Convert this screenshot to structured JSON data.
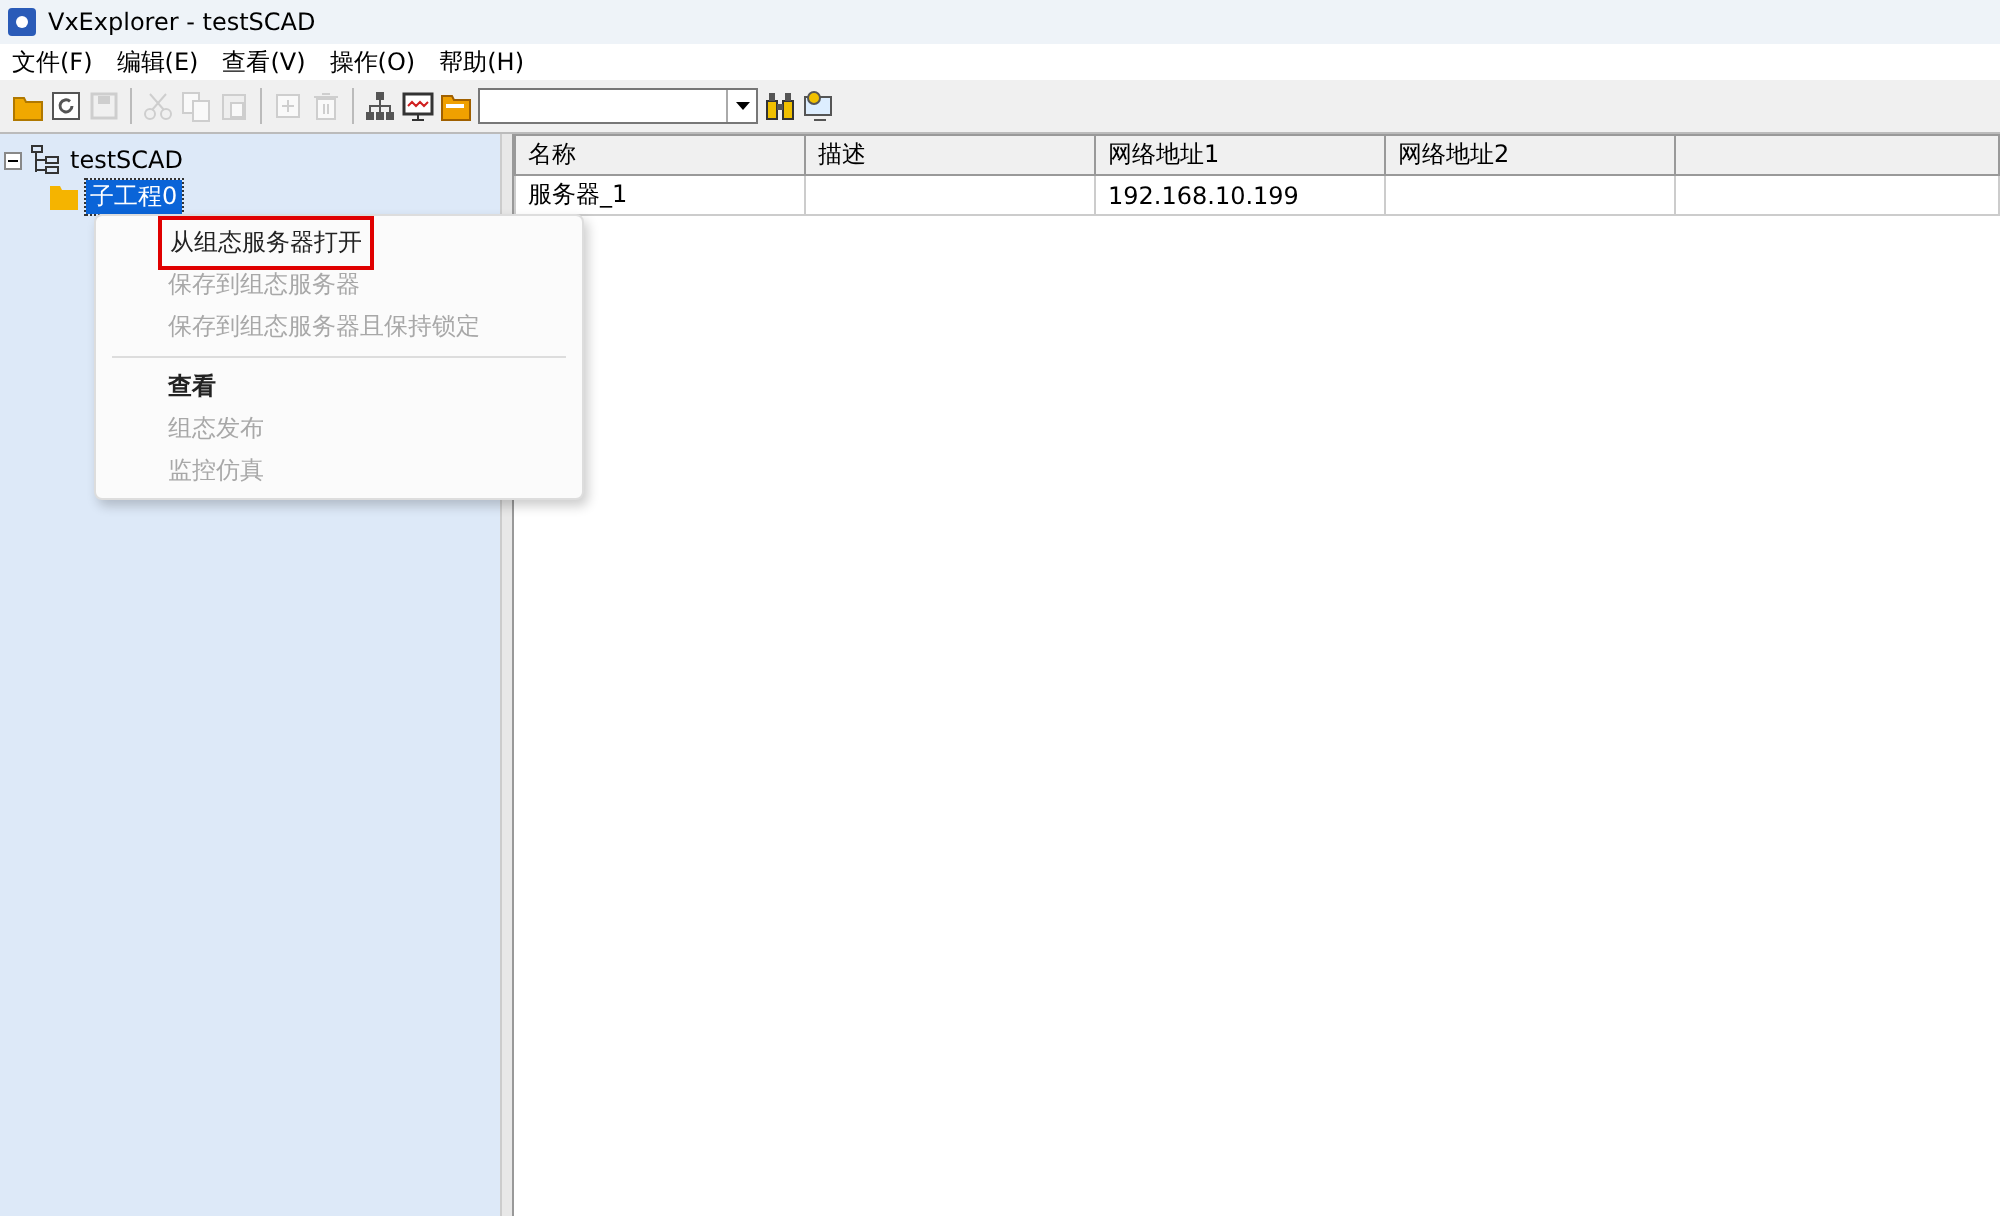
{
  "window": {
    "title": "VxExplorer - testSCAD"
  },
  "menu_bar": [
    "文件(F)",
    "编辑(E)",
    "查看(V)",
    "操作(O)",
    "帮助(H)"
  ],
  "toolbar": [
    {
      "kind": "open",
      "disabled": false
    },
    {
      "kind": "refresh",
      "disabled": false
    },
    {
      "kind": "save",
      "disabled": true
    },
    {
      "kind": "sep"
    },
    {
      "kind": "cut",
      "disabled": true
    },
    {
      "kind": "copy",
      "disabled": true
    },
    {
      "kind": "paste",
      "disabled": true
    },
    {
      "kind": "sep"
    },
    {
      "kind": "add",
      "disabled": true
    },
    {
      "kind": "delete",
      "disabled": true
    },
    {
      "kind": "sep"
    },
    {
      "kind": "network",
      "disabled": false
    },
    {
      "kind": "monitor",
      "disabled": false
    },
    {
      "kind": "folder",
      "disabled": false
    },
    {
      "kind": "combo"
    },
    {
      "kind": "binoculars",
      "disabled": false
    },
    {
      "kind": "screen",
      "disabled": false
    }
  ],
  "tree": [
    {
      "label": "testSCAD",
      "expanded": true,
      "selected": false,
      "children": [
        {
          "label": "子工程0",
          "selected": true
        }
      ]
    }
  ],
  "table": {
    "columns": [
      "名称",
      "描述",
      "网络地址1",
      "网络地址2"
    ],
    "rows": [
      [
        "服务器_1",
        "",
        "192.168.10.199",
        ""
      ]
    ]
  },
  "context_menu": [
    {
      "kind": "item",
      "label": "从组态服务器打开",
      "disabled": false,
      "bold": false,
      "highlighted": true
    },
    {
      "kind": "item",
      "label": "保存到组态服务器",
      "disabled": true,
      "bold": false,
      "highlighted": false
    },
    {
      "kind": "item",
      "label": "保存到组态服务器且保持锁定",
      "disabled": true,
      "bold": false,
      "highlighted": false
    },
    {
      "kind": "separator"
    },
    {
      "kind": "item",
      "label": "查看",
      "disabled": false,
      "bold": true,
      "highlighted": false
    },
    {
      "kind": "item",
      "label": "组态发布",
      "disabled": true,
      "bold": false,
      "highlighted": false
    },
    {
      "kind": "item",
      "label": "监控仿真",
      "disabled": true,
      "bold": false,
      "highlighted": false
    }
  ]
}
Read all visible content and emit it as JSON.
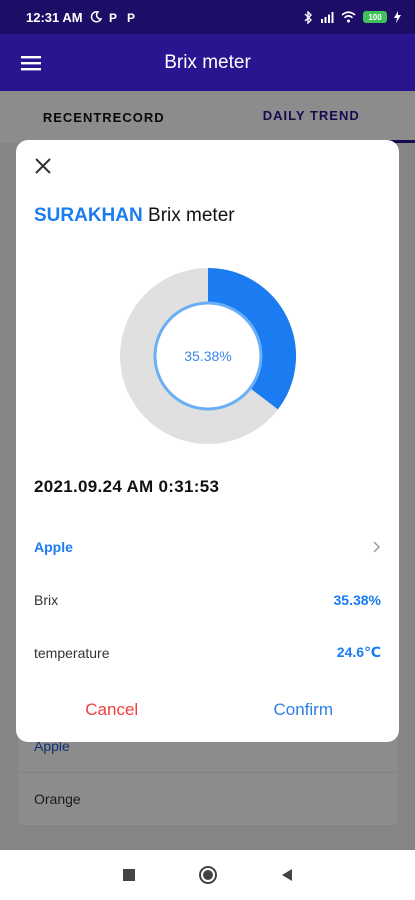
{
  "status_bar": {
    "time": "12:31 AM",
    "battery": "100"
  },
  "app_bar": {
    "title": "Brix meter"
  },
  "tabs": [
    {
      "label": "RECENTRECORD",
      "active": false
    },
    {
      "label": "DAILY TREND",
      "active": true
    }
  ],
  "background_list": [
    {
      "label": "Apple"
    },
    {
      "label": "Orange"
    }
  ],
  "dialog": {
    "brand": "SURAKHAN",
    "title_suffix": "Brix meter",
    "donut": {
      "percent_label": "35.38%",
      "fraction": 0.3538,
      "fill_color": "#1a7cf0",
      "track_color": "#e0e0e0"
    },
    "datetime": "2021.09.24 AM 0:31:53",
    "fruit": "Apple",
    "brix_label": "Brix",
    "brix_value": "35.38%",
    "temperature_label": "temperature",
    "temperature_value": "24.6℃",
    "cancel_label": "Cancel",
    "confirm_label": "Confirm"
  },
  "colors": {
    "primary": "#2a1591",
    "accent": "#1a7cf0",
    "cancel": "#f04040"
  },
  "icons": [
    "moon-icon",
    "p-icon",
    "bluetooth-icon",
    "signal-icon",
    "wifi-icon",
    "charging-icon",
    "menu-icon",
    "close-icon",
    "chevron-right-icon",
    "stop-icon",
    "home-icon",
    "back-icon"
  ]
}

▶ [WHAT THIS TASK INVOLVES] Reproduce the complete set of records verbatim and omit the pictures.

▶ [ANSWER TO THE EXERCISE]
Convert this screenshot to structured JSON data.
{
  "window": {
    "title": "VxExplorer - testSCAD"
  },
  "menu_bar": [
    "文件(F)",
    "编辑(E)",
    "查看(V)",
    "操作(O)",
    "帮助(H)"
  ],
  "toolbar": [
    {
      "kind": "open",
      "disabled": false
    },
    {
      "kind": "refresh",
      "disabled": false
    },
    {
      "kind": "save",
      "disabled": true
    },
    {
      "kind": "sep"
    },
    {
      "kind": "cut",
      "disabled": true
    },
    {
      "kind": "copy",
      "disabled": true
    },
    {
      "kind": "paste",
      "disabled": true
    },
    {
      "kind": "sep"
    },
    {
      "kind": "add",
      "disabled": true
    },
    {
      "kind": "delete",
      "disabled": true
    },
    {
      "kind": "sep"
    },
    {
      "kind": "network",
      "disabled": false
    },
    {
      "kind": "monitor",
      "disabled": false
    },
    {
      "kind": "folder",
      "disabled": false
    },
    {
      "kind": "combo"
    },
    {
      "kind": "binoculars",
      "disabled": false
    },
    {
      "kind": "screen",
      "disabled": false
    }
  ],
  "tree": [
    {
      "label": "testSCAD",
      "expanded": true,
      "selected": false,
      "children": [
        {
          "label": "子工程0",
          "selected": true
        }
      ]
    }
  ],
  "table": {
    "columns": [
      "名称",
      "描述",
      "网络地址1",
      "网络地址2"
    ],
    "rows": [
      [
        "服务器_1",
        "",
        "192.168.10.199",
        ""
      ]
    ]
  },
  "context_menu": [
    {
      "kind": "item",
      "label": "从组态服务器打开",
      "disabled": false,
      "bold": false,
      "highlighted": true
    },
    {
      "kind": "item",
      "label": "保存到组态服务器",
      "disabled": true,
      "bold": false,
      "highlighted": false
    },
    {
      "kind": "item",
      "label": "保存到组态服务器且保持锁定",
      "disabled": true,
      "bold": false,
      "highlighted": false
    },
    {
      "kind": "separator"
    },
    {
      "kind": "item",
      "label": "查看",
      "disabled": false,
      "bold": true,
      "highlighted": false
    },
    {
      "kind": "item",
      "label": "组态发布",
      "disabled": true,
      "bold": false,
      "highlighted": false
    },
    {
      "kind": "item",
      "label": "监控仿真",
      "disabled": true,
      "bold": false,
      "highlighted": false
    }
  ]
}
Read all visible content and emit it as JSON.
{
  "status_bar": {
    "time": "12:31 AM",
    "battery": "100"
  },
  "app_bar": {
    "title": "Brix meter"
  },
  "tabs": [
    {
      "label": "RECENTRECORD",
      "active": false
    },
    {
      "label": "DAILY TREND",
      "active": true
    }
  ],
  "background_list": [
    {
      "label": "Apple"
    },
    {
      "label": "Orange"
    }
  ],
  "dialog": {
    "brand": "SURAKHAN",
    "title_suffix": "Brix meter",
    "donut": {
      "percent_label": "35.38%",
      "fraction": 0.3538,
      "fill_color": "#1a7cf0",
      "track_color": "#e0e0e0"
    },
    "datetime": "2021.09.24 AM 0:31:53",
    "fruit": "Apple",
    "brix_label": "Brix",
    "brix_value": "35.38%",
    "temperature_label": "temperature",
    "temperature_value": "24.6℃",
    "cancel_label": "Cancel",
    "confirm_label": "Confirm"
  },
  "colors": {
    "primary": "#2a1591",
    "accent": "#1a7cf0",
    "cancel": "#f04040"
  },
  "icons": [
    "moon-icon",
    "p-icon",
    "bluetooth-icon",
    "signal-icon",
    "wifi-icon",
    "charging-icon",
    "menu-icon",
    "close-icon",
    "chevron-right-icon",
    "stop-icon",
    "home-icon",
    "back-icon"
  ]
}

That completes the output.